Adjust Your Approach; No Two Customers See Things The Same
Consider "younger customers" as those between18 and 39, and "older customers" as 40 and older.
Older customers may have slower cognitive processes and less stable attention spans. Although their intuition may enable them to size up a situation more quickly than young customers might, their cognitive or reasoning processes tend to be slower. They are also more distracted by certain creative techniques that work just the opposite for younger consumers. For example, a television commercial with fast-moving and frenetic visuals and brassy music can appeal to younger customers, while older customers will react negatively.
Older customers are more resistant to absolutism. Hyperbole or strongly worded and delivered claims about a product's features and benefits usually work better with younger, more literal-minded customers. The young mind tends to see reality in absolute states or conditions: something either is or it is not. However, older customers tend to have greater appreciation for the finer definition that nuance and subtlety give a matter. The predisposition means that marketing communications intended for them should generally reflect a conditional tone. Say less and let the customer interpret your communications based upon their internal needs and related perception of your message.
Older people rely more on emotional reactions than younger customers to determine if they should think about a matter. Older customers generally can safely rely more on their emotions than younger customers can because they have a richer database of emotionally coded knowledge on how to manage situations. When we experience something in the present, the brain scans its memory banks to see if what we are currently experiencing are like anything we have experienced before. When asked why we acted as we did, we might respond, "Just intuition" or "Just a gut feeling."
Older customers' first impressions tend to be more durable and difficult to reverse than those of younger customers. This is not because older customers are more stubborn but because they have more confidence in their gut feelings. When something feels right or wrong to an older customer, they likely will be less inclined than a young one experiencing the same thing to second-guess those feelings. If an ad headline generates a negative first impression (or none at all), the older person is less likely than a younger to plunge further into the ad.
Stories work better for getting older customers' attention than expository. Older minds work more out of the brain's right hemisphere, where engaging stories are mostly processed, so it makes sense that storytelling is especially effective in marketing to older customers. Stories generally arouse emotions more readily than emotionally neutral expository. Research shows that the more emotionally neutral information is, the less likely the older mind will give it attention. The younger mind is less discriminating in this regard and may give emotionally neutral information as much attention as emotionally enriched information.
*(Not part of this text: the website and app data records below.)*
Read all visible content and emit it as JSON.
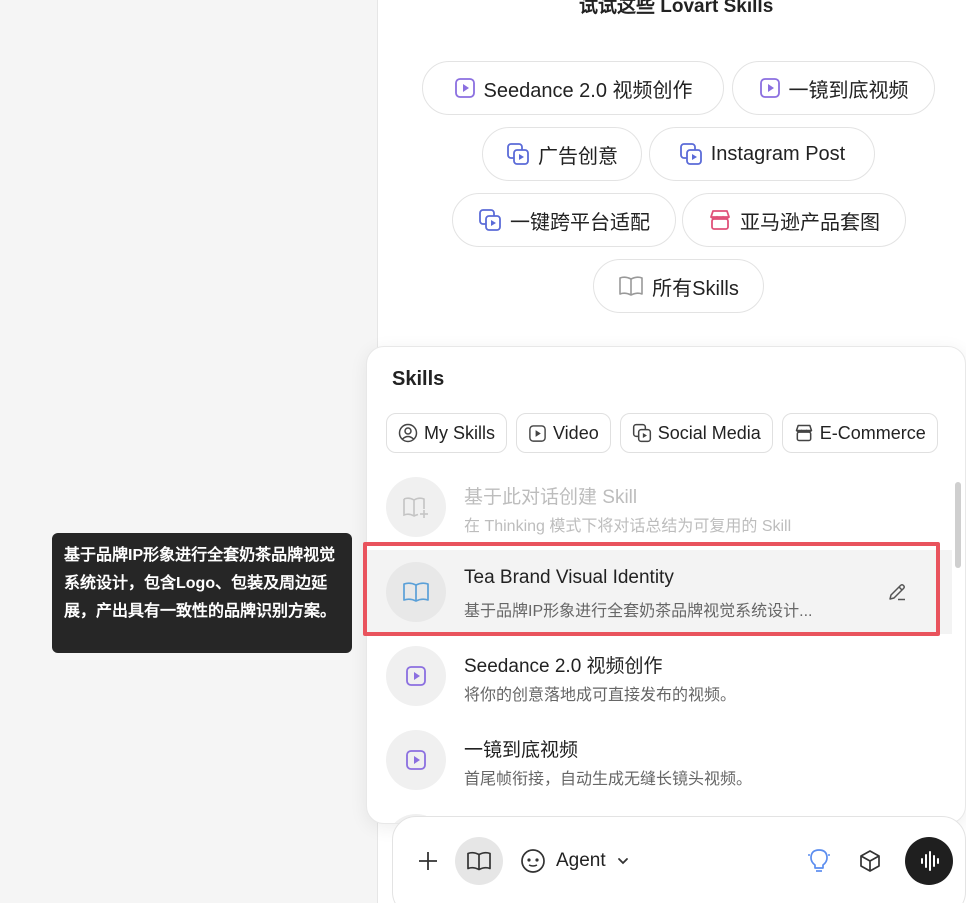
{
  "suggestions": {
    "title": "试试这些 Lovart Skills",
    "chips": [
      {
        "label": "Seedance 2.0 视频创作",
        "icon": "video-play-icon"
      },
      {
        "label": "一镜到底视频",
        "icon": "video-play-icon"
      },
      {
        "label": "广告创意",
        "icon": "social-media-icon"
      },
      {
        "label": "Instagram Post",
        "icon": "social-media-icon"
      },
      {
        "label": "一键跨平台适配",
        "icon": "social-media-icon"
      },
      {
        "label": "亚马逊产品套图",
        "icon": "storefront-icon"
      },
      {
        "label": "所有Skills",
        "icon": "book-icon"
      }
    ]
  },
  "skills_popup": {
    "title": "Skills",
    "tabs": [
      {
        "label": "My Skills",
        "icon": "user-circle-icon"
      },
      {
        "label": "Video",
        "icon": "video-play-icon"
      },
      {
        "label": "Social Media",
        "icon": "social-media-icon"
      },
      {
        "label": "E-Commerce",
        "icon": "storefront-icon"
      }
    ],
    "items": [
      {
        "name": "基于此对话创建 Skill",
        "desc": "在 Thinking 模式下将对话总结为可复用的 Skill",
        "icon": "book-plus-icon",
        "state": "disabled"
      },
      {
        "name": "Tea Brand Visual Identity",
        "desc": "基于品牌IP形象进行全套奶茶品牌视觉系统设计...",
        "icon": "book-icon",
        "state": "hovered"
      },
      {
        "name": "Seedance 2.0 视频创作",
        "desc": "将你的创意落地成可直接发布的视频。",
        "icon": "video-play-icon",
        "state": "normal"
      },
      {
        "name": "一镜到底视频",
        "desc": "首尾帧衔接，自动生成无缝长镜头视频。",
        "icon": "video-play-icon",
        "state": "normal"
      }
    ]
  },
  "tooltip": {
    "text": "基于品牌IP形象进行全套奶茶品牌视觉系统设计，包含Logo、包装及周边延展，产出具有一致性的品牌识别方案。"
  },
  "input_bar": {
    "agent_label": "Agent"
  },
  "colors": {
    "video_icon": "#8b6fe0",
    "social_icon": "#5b6bd8",
    "store_icon": "#e0527a",
    "highlight_border": "#e9535d",
    "tooltip_bg": "#262626",
    "lightbulb": "#5b8def"
  }
}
Older customers tend to be more holistic in perceptions and thinking. They tend to be better at seeing "the big picture." The right brain sees reality in terms of relationships. The identity of parties to a relationship is dependent on the relationship. The left-brain, in contrast, sees reality as a mosaic of isolated pieces in which each piece has a distinctly autonomous identity. The majority of adults are in the time of life when mental activities are increasingly subject to the right brain's relationships-based view of reality. That suggests that all the supposedly new ideas in marketing that can be lumped under the term "relationship marketing" originated not in academe or business, but in the collective mind of consumers.
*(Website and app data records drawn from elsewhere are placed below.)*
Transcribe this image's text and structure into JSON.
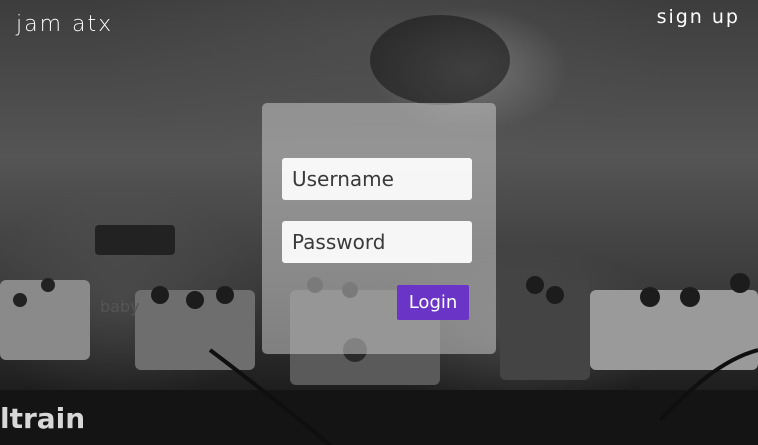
{
  "header": {
    "brand": "jam atx",
    "signup_label": "sign up"
  },
  "background": {
    "pedal_text": "ltrain",
    "pedal_badge": "baby"
  },
  "login_form": {
    "username_placeholder": "Username",
    "password_placeholder": "Password",
    "login_label": "Login"
  },
  "colors": {
    "accent": "#6a35c6",
    "card": "#c8c8c8",
    "text": "#ffffff"
  }
}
These are but a few differences in mental processes in the first and second halves of life and are clearly generalities, but generalities can have value when they express verifiable central themes. The theme here is that marketing needs to be adjusted to the fact that no two people perceive anything exactly the same way, and that genetic inheritance, experience and processes of maturation contribute to the differing perceptions that exist between people.